Exercise requirements> Reproduce each entry below in full, exactly as it was given.

· · ·

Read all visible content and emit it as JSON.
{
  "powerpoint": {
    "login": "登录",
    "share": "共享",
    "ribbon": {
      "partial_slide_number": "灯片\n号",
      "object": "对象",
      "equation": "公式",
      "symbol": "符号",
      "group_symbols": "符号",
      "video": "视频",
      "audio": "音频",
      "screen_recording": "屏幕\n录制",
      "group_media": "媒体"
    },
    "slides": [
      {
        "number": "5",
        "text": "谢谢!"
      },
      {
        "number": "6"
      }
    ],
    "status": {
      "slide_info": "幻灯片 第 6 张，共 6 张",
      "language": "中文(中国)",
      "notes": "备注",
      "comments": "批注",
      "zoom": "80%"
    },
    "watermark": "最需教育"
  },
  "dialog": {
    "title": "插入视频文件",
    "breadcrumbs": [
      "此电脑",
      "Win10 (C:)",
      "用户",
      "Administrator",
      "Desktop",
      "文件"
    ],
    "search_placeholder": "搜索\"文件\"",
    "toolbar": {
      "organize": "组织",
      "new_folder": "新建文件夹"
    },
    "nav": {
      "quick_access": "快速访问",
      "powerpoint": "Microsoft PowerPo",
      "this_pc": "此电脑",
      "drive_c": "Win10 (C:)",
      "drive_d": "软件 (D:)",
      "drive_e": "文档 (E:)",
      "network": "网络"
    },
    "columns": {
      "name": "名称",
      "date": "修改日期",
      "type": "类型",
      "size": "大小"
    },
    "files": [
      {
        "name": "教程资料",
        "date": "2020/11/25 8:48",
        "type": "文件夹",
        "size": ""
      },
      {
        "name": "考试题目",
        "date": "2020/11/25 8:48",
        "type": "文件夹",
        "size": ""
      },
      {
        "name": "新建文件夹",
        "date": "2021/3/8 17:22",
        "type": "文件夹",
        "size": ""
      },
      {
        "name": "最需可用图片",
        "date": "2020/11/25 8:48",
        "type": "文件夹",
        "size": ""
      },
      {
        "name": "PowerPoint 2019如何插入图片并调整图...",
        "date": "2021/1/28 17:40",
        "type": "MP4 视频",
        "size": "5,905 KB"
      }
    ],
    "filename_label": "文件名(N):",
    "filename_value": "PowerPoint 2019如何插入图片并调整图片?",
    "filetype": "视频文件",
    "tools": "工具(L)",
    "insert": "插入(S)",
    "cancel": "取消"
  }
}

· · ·

Result below>
Read all visible content and emit it as JSON.
{
  "powerpoint": {
    "login": "登录",
    "share": "共享",
    "ribbon": {
      "partial_slide_number": "灯片\n号",
      "object": "对象",
      "equation": "公式",
      "symbol": "符号",
      "group_symbols": "符号",
      "video": "视频",
      "audio": "音频",
      "screen_recording": "屏幕\n录制",
      "group_media": "媒体"
    },
    "slides": [
      {
        "number": "5",
        "text": "谢谢!"
      },
      {
        "number": "6"
      }
    ],
    "status": {
      "slide_info": "幻灯片 第 6 张，共 6 张",
      "language": "中文(中国)",
      "notes": "备注",
      "comments": "批注",
      "zoom": "80%"
    },
    "watermark": "最需教育"
  },
  "dialog": {
    "title": "插入视频文件",
    "breadcrumbs": [
      "此电脑",
      "Win10 (C:)",
      "用户",
      "Administrator",
      "Desktop",
      "文件"
    ],
    "search_placeholder": "搜索\"文件\"",
    "toolbar": {
      "organize": "组织",
      "new_folder": "新建文件夹"
    },
    "nav": {
      "quick_access": "快速访问",
      "powerpoint": "Microsoft PowerPo",
      "this_pc": "此电脑",
      "drive_c": "Win10 (C:)",
      "drive_d": "软件 (D:)",
      "drive_e": "文档 (E:)",
      "network": "网络"
    },
    "columns": {
      "name": "名称",
      "date": "修改日期",
      "type": "类型",
      "size": "大小"
    },
    "files": [
      {
        "name": "教程资料",
        "date": "2020/11/25 8:48",
        "type": "文件夹",
        "size": ""
      },
      {
        "name": "考试题目",
        "date": "2020/11/25 8:48",
        "type": "文件夹",
        "size": ""
      },
      {
        "name": "新建文件夹",
        "date": "2021/3/8 17:22",
        "type": "文件夹",
        "size": ""
      },
      {
        "name": "最需可用图片",
        "date": "2020/11/25 8:48",
        "type": "文件夹",
        "size": ""
      },
      {
        "name": "PowerPoint 2019如何插入图片并调整图...",
        "date": "2021/1/28 17:40",
        "type": "MP4 视频",
        "size": "5,905 KB"
      }
    ],
    "filename_label": "文件名(N):",
    "filename_value": "PowerPoint 2019如何插入图片并调整图片?",
    "filetype": "视频文件",
    "tools": "工具(L)",
    "insert": "插入(S)",
    "cancel": "取消"
  }
}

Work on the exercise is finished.